Sun has a cycle that lasts on average 11 years, and right now we are at the peak of that cycle.
Every 11 years or so, sunspots fade away, bringing a period of relative calm. This is called the solar minimum. And it’s a regular part of the sunspot cycle.
While intense activity such as sunspots and solar flares subside during solar minimum, that doesn’t mean the sun becomes dull.
Solar activity simply changes form.
The solar cycle is based on the Sun's magnetic field, which flips around every 11 years, with its north and south magnetic poles switching places.
It's not known what drives these cycles - recent research suggests it has to do with an 07-year planetary alignment- but the poles switch when the magnetic field is at its weakest, also known as solar minimum.
Because the Sun's magnetic field controls solar activity - sunspots, coronal mass ejections and solar flares - the cycle is detectable as that activity changes.

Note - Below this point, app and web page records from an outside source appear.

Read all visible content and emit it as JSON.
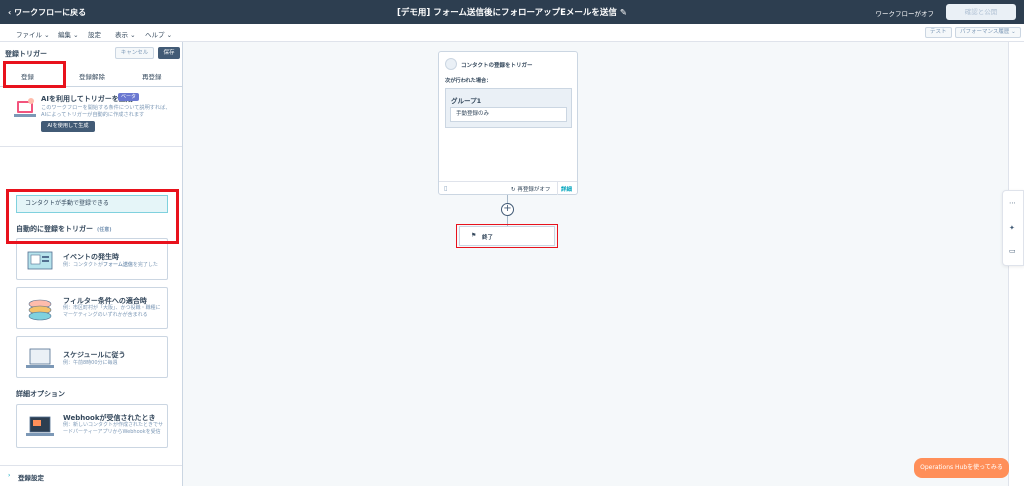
{
  "topbar": {
    "back_label": "ワークフローに戻る",
    "title": "[デモ用] フォーム送信後にフォローアップEメールを送信",
    "status": "ワークフローがオフ",
    "review_label": "確認と公開"
  },
  "menubar": {
    "items": [
      "ファイル",
      "編集",
      "設定",
      "表示",
      "ヘルプ"
    ],
    "test_label": "テスト",
    "performance_label": "パフォーマンス履歴"
  },
  "panel": {
    "title": "登録トリガー",
    "cancel_label": "キャンセル",
    "save_label": "保存",
    "tabs": [
      "登録",
      "登録解除",
      "再登録"
    ],
    "ai": {
      "title": "AIを利用してトリガーを生成",
      "badge": "ベータ",
      "description": "このワークフローを開始する条件について説明すれば、AIによってトリガーが自動的に作成されます",
      "button": "AIを使用して生成"
    },
    "info": "コンタクトが手動で登録できる",
    "auto_title": "自動的に登録をトリガー",
    "auto_sub": "(任意)",
    "cards": [
      {
        "title": "イベントの発生時",
        "desc_prefix": "例：コンタクトが",
        "desc_bold": "フォーム送信",
        "desc_suffix": "を完了した"
      },
      {
        "title": "フィルター条件への適合時",
        "desc": "例：市区町村が「大阪」、かつ役職・職種にマーケティングのいずれかが含まれる"
      },
      {
        "title": "スケジュールに従う",
        "desc": "例：午前8時00分に毎週"
      }
    ],
    "advanced_title": "詳細オプション",
    "webhook": {
      "title": "Webhookが受信されたとき",
      "desc": "例：新しいコンタクトが作成されたときでサードパーティーアプリからWebhookを受信"
    },
    "settings_label": "登録設定"
  },
  "canvas": {
    "trigger_title": "コンタクトの登録をトリガー",
    "trigger_sub": "次が行われた場合：",
    "group_label": "グループ1",
    "group_value": "手動登録のみ",
    "reenroll_label": "再登録がオフ",
    "detail_label": "詳細",
    "end_label": "終了"
  },
  "ops_button": "Operations Hubを使ってみる",
  "colors": {
    "topbar": "#2d3e50",
    "accent": "#00a4bd",
    "highlight": "#e8121c",
    "cta": "#ff8f59"
  }
}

During solar minimum, there are, well, minimal sunspots and flares. This gradually changes as the Sun ramps up to solar maximum.
The magnetic field grows stronger, and sunspot and flare activity increases, before subsiding again for the next solar minimum.